CALGARY – A day after Alberta Premier Jim Prentice said students would feel the squeeze from low oil prices, he met with the University of Calgary’s board of governors and student leaders. In an hour-long meeting Friday morning, Prentice confirmed the province is considering cutting post-secondary funding and lifting the cap on tuition fees in the upcoming budget.
Currently, tuition hikes are capped each year – limited to the increase in the consumer price index. For 2015, it’s set at 2.2 per cent.
Prentice said “more discussions” will take place with secondary schools leading up to next month’s budget, and said faculty and staff will have to share the fiscal pain with students, which could include pay cuts.
“The University of Calgary is an autonomous, self-governing institution and we are a public funder,” said Prentice. “I had a very frank discussion with the board about the challenges that we face fiscally, but at the end of the day we expect them to run the University of Calgary in a fiscally responsible way and to make appropriate decisions.”
Elizabeth Cannon, president of the University of the Calgary, said any cuts would be significant as the institution was still reeling from a 7.3 per cent cut two years ago.

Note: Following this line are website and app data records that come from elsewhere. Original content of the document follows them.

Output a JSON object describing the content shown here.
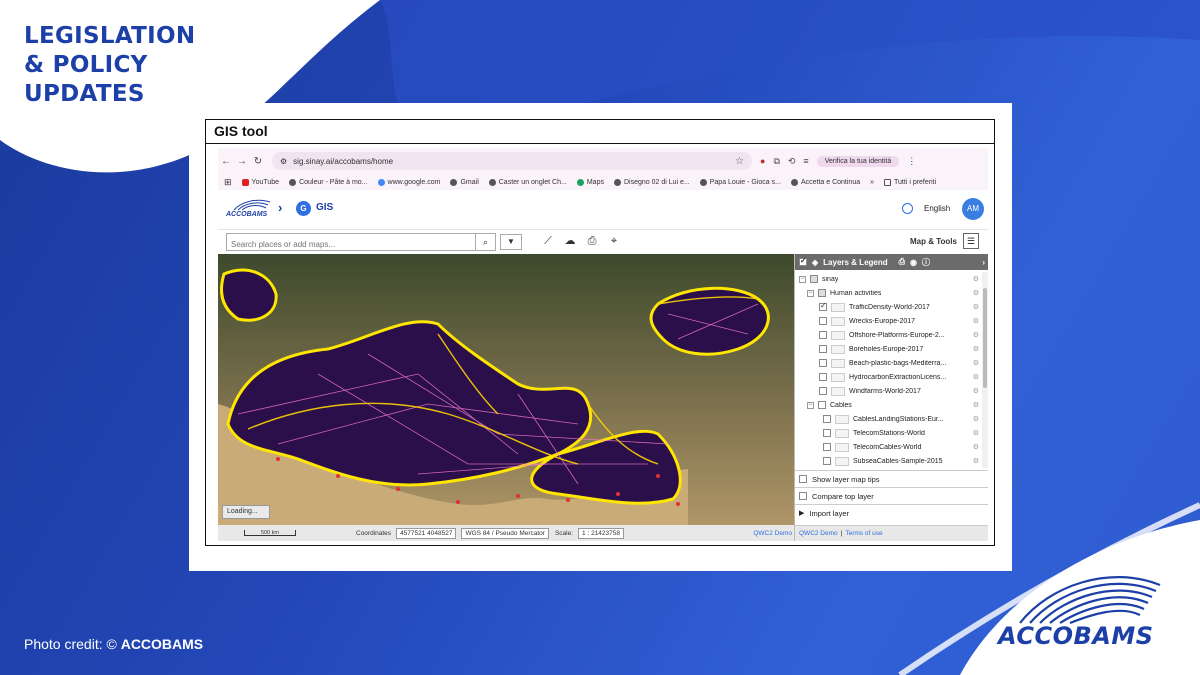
{
  "headline": [
    "LEGISLATION",
    "& POLICY",
    "UPDATES"
  ],
  "photo_credit": {
    "prefix": "Photo credit: © ",
    "name": "ACCOBAMS"
  },
  "brand_name": "ACCOBAMS",
  "colors": {
    "brand_blue": "#1c3fa8",
    "bg_blue": "#2347b8",
    "heat_yellow": "#ffe600",
    "heat_purple": "#6a1b9a"
  },
  "frame_title": "GIS tool",
  "browser": {
    "url": "sig.sinay.ai/accobams/home",
    "identity_button": "Verifica la tua identità",
    "bookmarks": [
      {
        "label": "YouTube",
        "icon": "youtube-icon"
      },
      {
        "label": "Couleur - Pâte à mo...",
        "icon": "globe-icon"
      },
      {
        "label": "www.google.com",
        "icon": "google-icon"
      },
      {
        "label": "Gmail",
        "icon": "globe-icon"
      },
      {
        "label": "Caster un onglet Ch...",
        "icon": "globe-icon"
      },
      {
        "label": "Maps",
        "icon": "maps-icon"
      },
      {
        "label": "Disegno 02 di Lui e...",
        "icon": "globe-icon"
      },
      {
        "label": "Papa Louie - Gioca s...",
        "icon": "globe-icon"
      },
      {
        "label": "Accetta e Continua",
        "icon": "globe-icon"
      }
    ],
    "bookmarks_overflow": "»",
    "all_bookmarks": "Tutti i preferiti"
  },
  "app": {
    "logo_text": "ACCOBAMS",
    "gis_badge": "G",
    "gis_title": "GIS",
    "language": "English",
    "avatar_initials": "AM",
    "search_placeholder": "Search places or add maps...",
    "map_tools_label": "Map & Tools"
  },
  "layers_panel": {
    "title": "Layers & Legend",
    "rows": [
      {
        "label": "sinay",
        "level": 0,
        "type": "group",
        "checked": "part"
      },
      {
        "label": "Human activities",
        "level": 1,
        "type": "group",
        "checked": "part"
      },
      {
        "label": "TrafficDensity-World-2017",
        "level": 2,
        "type": "layer",
        "checked": "on"
      },
      {
        "label": "Wrecks-Europe-2017",
        "level": 2,
        "type": "layer",
        "checked": "off"
      },
      {
        "label": "Offshore-Platforms-Europe-2...",
        "level": 2,
        "type": "layer",
        "checked": "off"
      },
      {
        "label": "Boreholes-Europe-2017",
        "level": 2,
        "type": "layer",
        "checked": "off"
      },
      {
        "label": "Beach-plastic-bags-Mediterra...",
        "level": 2,
        "type": "layer",
        "checked": "off"
      },
      {
        "label": "HydrocarbonExtractionLicens...",
        "level": 2,
        "type": "layer",
        "checked": "off"
      },
      {
        "label": "Windfarms-World-2017",
        "level": 2,
        "type": "layer",
        "checked": "off"
      },
      {
        "label": "Cables",
        "level": 1,
        "type": "group",
        "checked": "off"
      },
      {
        "label": "CablesLandingStations-Eur...",
        "level": 2,
        "type": "layer",
        "checked": "off"
      },
      {
        "label": "TelecomStations-World",
        "level": 2,
        "type": "layer",
        "checked": "off"
      },
      {
        "label": "TelecomCables-World",
        "level": 2,
        "type": "layer",
        "checked": "off"
      },
      {
        "label": "SubseaCables-Sample-2015",
        "level": 2,
        "type": "layer",
        "checked": "off"
      }
    ],
    "show_tips": "Show layer map tips",
    "compare_top": "Compare top layer",
    "import_layer": "Import layer"
  },
  "map": {
    "loading": "Loading...",
    "scalebar": "500 km",
    "coordinates_label": "Coordinates",
    "coordinates_value": "4577521 4048527",
    "crs": "WGS 84 / Pseudo Mercator",
    "scale_label": "Scale:",
    "scale_value": "1 : 21423758",
    "qwc_link": "QWC2 Demo",
    "separator": "|",
    "terms_link": "Terms of use"
  }
}
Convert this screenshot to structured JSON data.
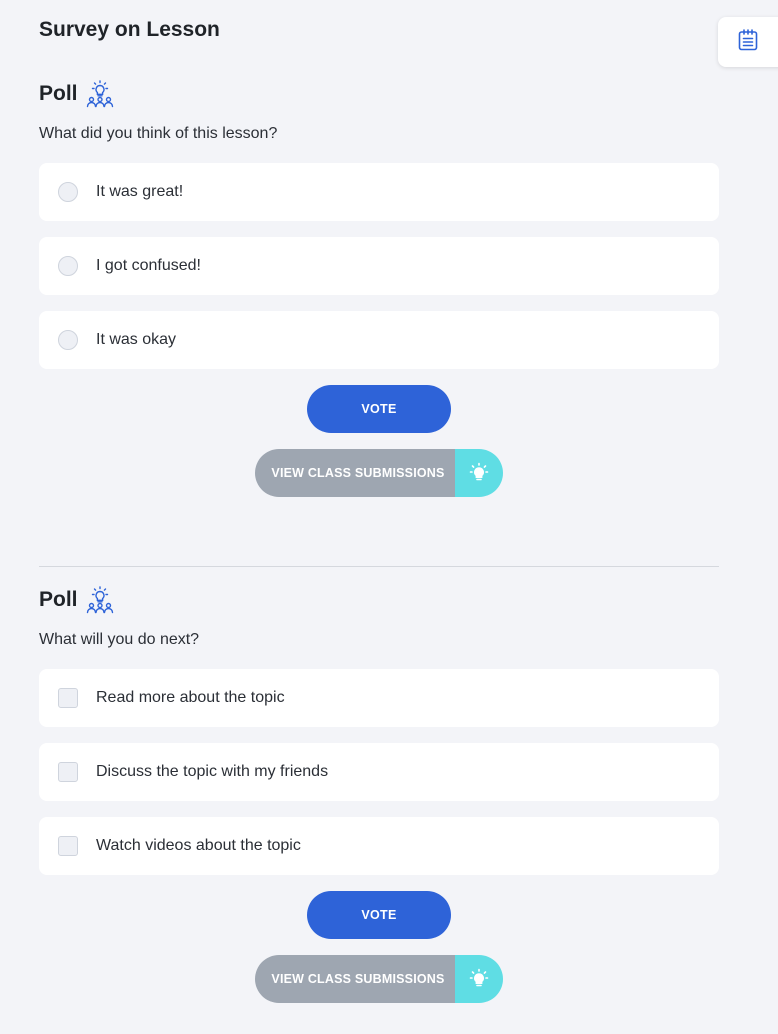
{
  "page": {
    "title": "Survey on Lesson"
  },
  "notes_button": {
    "icon": "notepad-icon"
  },
  "polls": [
    {
      "title": "Poll",
      "icon": "poll-people-icon",
      "question": "What did you think of this lesson?",
      "input_type": "radio",
      "options": [
        {
          "label": "It was great!"
        },
        {
          "label": "I got confused!"
        },
        {
          "label": "It was okay"
        }
      ],
      "vote_label": "VOTE",
      "submissions_label": "VIEW CLASS SUBMISSIONS",
      "submissions_icon": "lightbulb-icon"
    },
    {
      "title": "Poll",
      "icon": "poll-people-icon",
      "question": "What will you do next?",
      "input_type": "checkbox",
      "options": [
        {
          "label": "Read more about the topic"
        },
        {
          "label": "Discuss the topic with my friends"
        },
        {
          "label": "Watch videos about the topic"
        }
      ],
      "vote_label": "VOTE",
      "submissions_label": "VIEW CLASS SUBMISSIONS",
      "submissions_icon": "lightbulb-icon"
    }
  ],
  "colors": {
    "background": "#f3f4f8",
    "primary": "#2e63d8",
    "secondary_button": "#9ea6b1",
    "accent": "#5fdde4"
  }
}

“An additional cut is obviously going to be tough for us, we’re looking at various scenarios as we speak and one thing that could be on the table is access. We want to ensure quality of our programs, and if we have less money, unfortunately that could into fewer students on campus.”
NDP Leader Rachel Notley suggested Prentice’s position was a reversal of a position he took when he ran for the federal Progressive Conservative leadership in 2003.
“In 2003, one of his major platform planks was tuition-free university and college for students,” said Notley in a Friday statement. “Today as Premier, he wants to balance the budget on the backs of students. I’d like to know what changed.”
Liberal Leader David Swann accused the PCs of “underfunding and mismanagement” in response to the cuts under consideration.
“This premier is going on a corporate lecture tour telling Albertans our frontline workers should be expected to sacrifice more and more to make up for the PC budget crisis,” said Swann in a release. “In reality, it is the PCs who are to blame because of their decades of fiscal irresponsibility.”
With files from Gary Bobrovitz